Authorities allege that Jacobson and an accomplice posed as FBI agents to kidnap Laster and his girlfriend from the Extended Stay America hotel during a robbery. Jacobson later admitted to shooting Laster and hiding his body in a culvert in a rural area of Yellowstone County, investigators said.
Jacobson was being held on $1 million bail after pleading not guilty.
Ronald Smith and William Jay Gollehon are the only two inmates currently awaiting execution in Montana.
In comparing Jacobson's alleged actions against those other cases, Twito said Jacobson had only one aggravating factor — the kidnapping — that would merit a death sentence under Montana law, versus multiple aggravating factors in the others.
"It was the assessment of this office that a sentence of death would not likely be imposed," Twito said.
The Billings Gazette reports, "Twito: No death penalty in Laster murder case," by Greg Tuttle.
Yellowstone County Attorney Scott Twito announced Monday that he will not seek the death penalty for the Billings man accused of kidnapping and killing Dejuan Laster.
Under state law, the death penalty can be sought only under certain circumstances, including cases that involve aggravating factors such as multiple victims or aggravated kidnapping.
The aggravating kidnapping charge against Jacobson sparked Twito's review of whether his office should seek the most severe punishment.
Twito said Monday he had consulted with Laster's family about his decision. He said they had been "very open" during his review.
"I believe that they trust the decision that's been made here today," Twito said when asked about the family's response to his decision.
Twito said he also reviewed the cases of the only two inmates currently on Montana's death row, Ronald Smith and William Gollehan. Both the men had multiple aggravating factors, Twito said.
Smith was convicted and sentenced to die for killing two men in 1982. Gollehon received the death sentence for his role in the death of five inmates during a 1991 riot at Montana State Prison.
It became clear, Twito said, "that a sentence of death would not be imposed (against Jacobson) during the sentencing phase."

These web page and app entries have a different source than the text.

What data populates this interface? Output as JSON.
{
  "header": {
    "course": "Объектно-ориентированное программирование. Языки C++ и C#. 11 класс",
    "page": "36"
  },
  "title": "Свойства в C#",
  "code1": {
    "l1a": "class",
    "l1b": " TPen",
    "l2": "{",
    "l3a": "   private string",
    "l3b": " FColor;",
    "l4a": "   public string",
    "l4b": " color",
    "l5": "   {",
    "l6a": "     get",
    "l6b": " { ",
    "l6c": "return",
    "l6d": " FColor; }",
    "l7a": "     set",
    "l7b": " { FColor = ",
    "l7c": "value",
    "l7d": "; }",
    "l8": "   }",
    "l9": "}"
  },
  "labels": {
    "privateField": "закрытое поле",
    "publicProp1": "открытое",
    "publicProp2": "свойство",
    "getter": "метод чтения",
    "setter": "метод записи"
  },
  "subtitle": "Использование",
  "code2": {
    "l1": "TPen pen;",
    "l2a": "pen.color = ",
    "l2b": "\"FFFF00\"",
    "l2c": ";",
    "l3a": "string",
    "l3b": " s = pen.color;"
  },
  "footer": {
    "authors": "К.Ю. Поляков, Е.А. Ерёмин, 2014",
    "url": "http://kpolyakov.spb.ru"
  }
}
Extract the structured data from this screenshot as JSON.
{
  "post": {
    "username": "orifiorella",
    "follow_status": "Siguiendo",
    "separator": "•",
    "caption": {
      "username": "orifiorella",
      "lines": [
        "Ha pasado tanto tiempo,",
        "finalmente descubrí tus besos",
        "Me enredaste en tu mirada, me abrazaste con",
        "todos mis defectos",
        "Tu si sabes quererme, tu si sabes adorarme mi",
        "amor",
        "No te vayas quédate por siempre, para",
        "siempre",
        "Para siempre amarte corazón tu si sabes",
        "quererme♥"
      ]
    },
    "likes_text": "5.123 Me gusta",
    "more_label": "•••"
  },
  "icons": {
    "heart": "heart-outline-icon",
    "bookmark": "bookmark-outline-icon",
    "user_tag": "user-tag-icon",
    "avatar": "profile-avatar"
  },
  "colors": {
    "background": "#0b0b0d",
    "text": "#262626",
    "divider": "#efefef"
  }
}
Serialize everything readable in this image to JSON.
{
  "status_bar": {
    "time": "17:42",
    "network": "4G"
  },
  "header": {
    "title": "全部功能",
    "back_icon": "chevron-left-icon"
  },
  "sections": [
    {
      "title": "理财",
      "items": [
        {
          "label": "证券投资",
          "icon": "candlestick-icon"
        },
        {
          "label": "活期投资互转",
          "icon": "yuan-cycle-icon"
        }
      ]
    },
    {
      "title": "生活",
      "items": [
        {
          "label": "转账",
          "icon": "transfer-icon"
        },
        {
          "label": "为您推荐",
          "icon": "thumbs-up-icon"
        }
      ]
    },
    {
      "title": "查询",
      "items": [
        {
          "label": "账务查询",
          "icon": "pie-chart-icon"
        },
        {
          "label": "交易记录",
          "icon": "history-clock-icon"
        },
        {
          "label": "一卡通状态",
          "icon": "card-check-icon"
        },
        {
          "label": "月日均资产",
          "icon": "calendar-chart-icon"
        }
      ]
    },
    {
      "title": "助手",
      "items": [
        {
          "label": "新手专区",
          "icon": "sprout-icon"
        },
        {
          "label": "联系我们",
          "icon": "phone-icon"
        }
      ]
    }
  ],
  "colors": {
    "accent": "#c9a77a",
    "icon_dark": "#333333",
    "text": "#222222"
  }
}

In a potential federal death penalty case, the New York Post reports, "US Justice Department will not see death penalty for Colombo crime family consigliere." It's by Mitchel Maddux.
The US Justice Department won't seek the death penalty for a Colombo crime family consigliere accused of sanctioning the 1997 murder of NYPD Officer Officer Ralph Dols.
US Attorney General Eric Holder issued the course-reversing directive -- made public today -- without citing a rationale for his shift.
Now Colombo wiseguy Joel "Joe Waverly" Cacace, 72, will face a maximum penalty of life in prison if he's convicted at his upcoming mob murder trial in Brooklyn federal court.
Cacace is already serving a 20-year sentence for other mob crimes that has him scheduled to be released in June 2020, according to prison records.
Back in Feb. 2011, Holder authorized Brooklyn prosecutors to pursue the death penalty for Cacace, who's charged with ordering the carefully planned Aug. 25, 1997 hit on the off-duty officer in Brooklyn.
"Attorney General Eric Holder: no death penalty in mob murder trial," is the New York Daily News report by John Marzulli.
U.S. Attorney General Eric Holder ordered prosecutors in Brooklyn to withdraw its intention for the ultimate punishment against former acting boss Joel (Joe Waverly) Cacace, who is still awaiting trial in the case.
Last year two of Cacace’s underlings, Thomas (Tommy Shots) Gioeli and alleged shooter Dino Saracino, were cleared by a Brooklyn jury of the off-duty cop’s killing. Prosecutors contend that Cacace marked the cop for death because he had married the mobster’s ex-wife, Kim Kennaugh.